= EXERCISE DETAILS =
Only the lines with the string "Conversion" are needed; return each of them from the entries below.
· · · · · · ·
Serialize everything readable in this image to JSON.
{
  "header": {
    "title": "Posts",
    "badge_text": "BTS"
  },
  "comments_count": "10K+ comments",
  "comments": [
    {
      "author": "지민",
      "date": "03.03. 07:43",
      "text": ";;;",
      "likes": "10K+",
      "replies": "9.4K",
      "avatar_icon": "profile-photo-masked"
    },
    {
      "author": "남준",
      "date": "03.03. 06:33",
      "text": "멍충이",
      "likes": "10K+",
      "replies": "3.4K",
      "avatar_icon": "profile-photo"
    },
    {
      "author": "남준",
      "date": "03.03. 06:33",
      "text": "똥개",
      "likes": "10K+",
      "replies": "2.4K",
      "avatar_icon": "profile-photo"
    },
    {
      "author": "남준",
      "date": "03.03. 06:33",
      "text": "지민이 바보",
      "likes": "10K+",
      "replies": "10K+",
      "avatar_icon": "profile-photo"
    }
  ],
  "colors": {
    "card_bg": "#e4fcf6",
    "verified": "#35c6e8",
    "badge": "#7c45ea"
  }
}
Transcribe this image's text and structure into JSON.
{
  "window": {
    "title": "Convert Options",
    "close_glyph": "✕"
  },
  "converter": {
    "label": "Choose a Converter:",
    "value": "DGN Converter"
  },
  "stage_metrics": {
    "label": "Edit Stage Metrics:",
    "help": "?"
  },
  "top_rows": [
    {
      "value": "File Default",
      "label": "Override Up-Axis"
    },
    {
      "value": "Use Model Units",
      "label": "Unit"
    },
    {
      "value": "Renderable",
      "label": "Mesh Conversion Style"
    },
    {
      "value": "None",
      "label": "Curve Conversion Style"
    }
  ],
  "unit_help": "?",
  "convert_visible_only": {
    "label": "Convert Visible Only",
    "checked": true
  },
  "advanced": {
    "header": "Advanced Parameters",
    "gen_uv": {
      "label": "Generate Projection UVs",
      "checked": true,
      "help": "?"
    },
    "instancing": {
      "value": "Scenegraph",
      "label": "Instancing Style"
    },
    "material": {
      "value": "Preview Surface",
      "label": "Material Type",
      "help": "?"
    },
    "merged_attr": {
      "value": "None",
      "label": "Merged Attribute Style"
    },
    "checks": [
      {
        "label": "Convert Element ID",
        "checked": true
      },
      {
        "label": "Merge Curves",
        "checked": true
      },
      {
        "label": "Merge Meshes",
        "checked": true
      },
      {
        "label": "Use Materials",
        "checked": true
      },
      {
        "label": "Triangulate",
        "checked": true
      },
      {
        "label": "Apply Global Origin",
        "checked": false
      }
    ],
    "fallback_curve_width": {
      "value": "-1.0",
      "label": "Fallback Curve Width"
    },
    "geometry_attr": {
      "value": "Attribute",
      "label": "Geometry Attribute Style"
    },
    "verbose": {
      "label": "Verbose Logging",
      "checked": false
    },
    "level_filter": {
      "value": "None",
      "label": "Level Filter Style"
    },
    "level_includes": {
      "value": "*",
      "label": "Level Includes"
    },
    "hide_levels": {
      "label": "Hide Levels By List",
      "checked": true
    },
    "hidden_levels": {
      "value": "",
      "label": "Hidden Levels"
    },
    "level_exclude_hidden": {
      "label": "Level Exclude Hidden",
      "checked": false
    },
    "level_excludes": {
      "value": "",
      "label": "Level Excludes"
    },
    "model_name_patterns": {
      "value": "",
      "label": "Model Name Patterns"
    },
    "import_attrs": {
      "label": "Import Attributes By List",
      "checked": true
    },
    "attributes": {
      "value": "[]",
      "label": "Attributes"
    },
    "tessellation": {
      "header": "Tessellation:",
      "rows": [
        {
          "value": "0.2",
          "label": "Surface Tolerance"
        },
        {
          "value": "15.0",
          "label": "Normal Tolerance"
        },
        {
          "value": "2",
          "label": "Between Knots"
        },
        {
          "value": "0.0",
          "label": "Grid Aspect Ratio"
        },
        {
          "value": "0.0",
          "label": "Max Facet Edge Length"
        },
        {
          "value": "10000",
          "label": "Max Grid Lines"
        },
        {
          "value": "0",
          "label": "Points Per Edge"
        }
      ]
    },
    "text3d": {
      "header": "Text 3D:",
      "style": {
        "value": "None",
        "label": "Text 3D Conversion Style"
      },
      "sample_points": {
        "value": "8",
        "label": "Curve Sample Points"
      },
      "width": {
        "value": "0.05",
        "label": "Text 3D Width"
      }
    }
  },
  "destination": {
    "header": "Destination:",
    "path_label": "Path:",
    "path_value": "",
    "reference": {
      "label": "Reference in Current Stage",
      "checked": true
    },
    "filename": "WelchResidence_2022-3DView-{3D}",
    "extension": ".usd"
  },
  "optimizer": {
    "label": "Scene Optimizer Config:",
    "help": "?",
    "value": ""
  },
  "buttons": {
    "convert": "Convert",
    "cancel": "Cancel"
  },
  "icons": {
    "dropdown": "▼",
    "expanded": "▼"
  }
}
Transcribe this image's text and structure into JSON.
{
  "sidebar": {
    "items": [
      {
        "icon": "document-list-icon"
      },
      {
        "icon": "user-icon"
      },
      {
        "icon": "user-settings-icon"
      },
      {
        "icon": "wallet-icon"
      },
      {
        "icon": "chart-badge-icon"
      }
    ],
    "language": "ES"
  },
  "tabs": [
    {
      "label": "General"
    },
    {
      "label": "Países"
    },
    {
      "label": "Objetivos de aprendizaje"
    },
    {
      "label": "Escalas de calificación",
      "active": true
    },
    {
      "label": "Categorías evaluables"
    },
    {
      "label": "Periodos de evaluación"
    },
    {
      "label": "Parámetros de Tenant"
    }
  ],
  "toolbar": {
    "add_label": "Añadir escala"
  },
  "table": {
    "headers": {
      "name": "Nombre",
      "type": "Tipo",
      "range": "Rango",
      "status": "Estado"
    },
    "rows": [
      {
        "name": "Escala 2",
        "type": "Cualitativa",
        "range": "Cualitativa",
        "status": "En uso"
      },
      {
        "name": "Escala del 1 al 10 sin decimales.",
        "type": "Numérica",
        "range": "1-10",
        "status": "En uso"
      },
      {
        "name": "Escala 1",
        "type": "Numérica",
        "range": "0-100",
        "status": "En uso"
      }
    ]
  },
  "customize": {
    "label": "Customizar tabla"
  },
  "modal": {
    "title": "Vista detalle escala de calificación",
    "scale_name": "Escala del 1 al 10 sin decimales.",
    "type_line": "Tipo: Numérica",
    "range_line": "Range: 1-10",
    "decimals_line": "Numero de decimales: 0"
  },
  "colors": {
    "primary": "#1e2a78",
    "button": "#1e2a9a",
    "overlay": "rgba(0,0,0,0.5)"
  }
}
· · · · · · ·
= TASK OUTPUT =
      "label": "Mesh Conversion Style"
      "label": "Curve Conversion Style"
        "label": "Text 3D Conversion Style"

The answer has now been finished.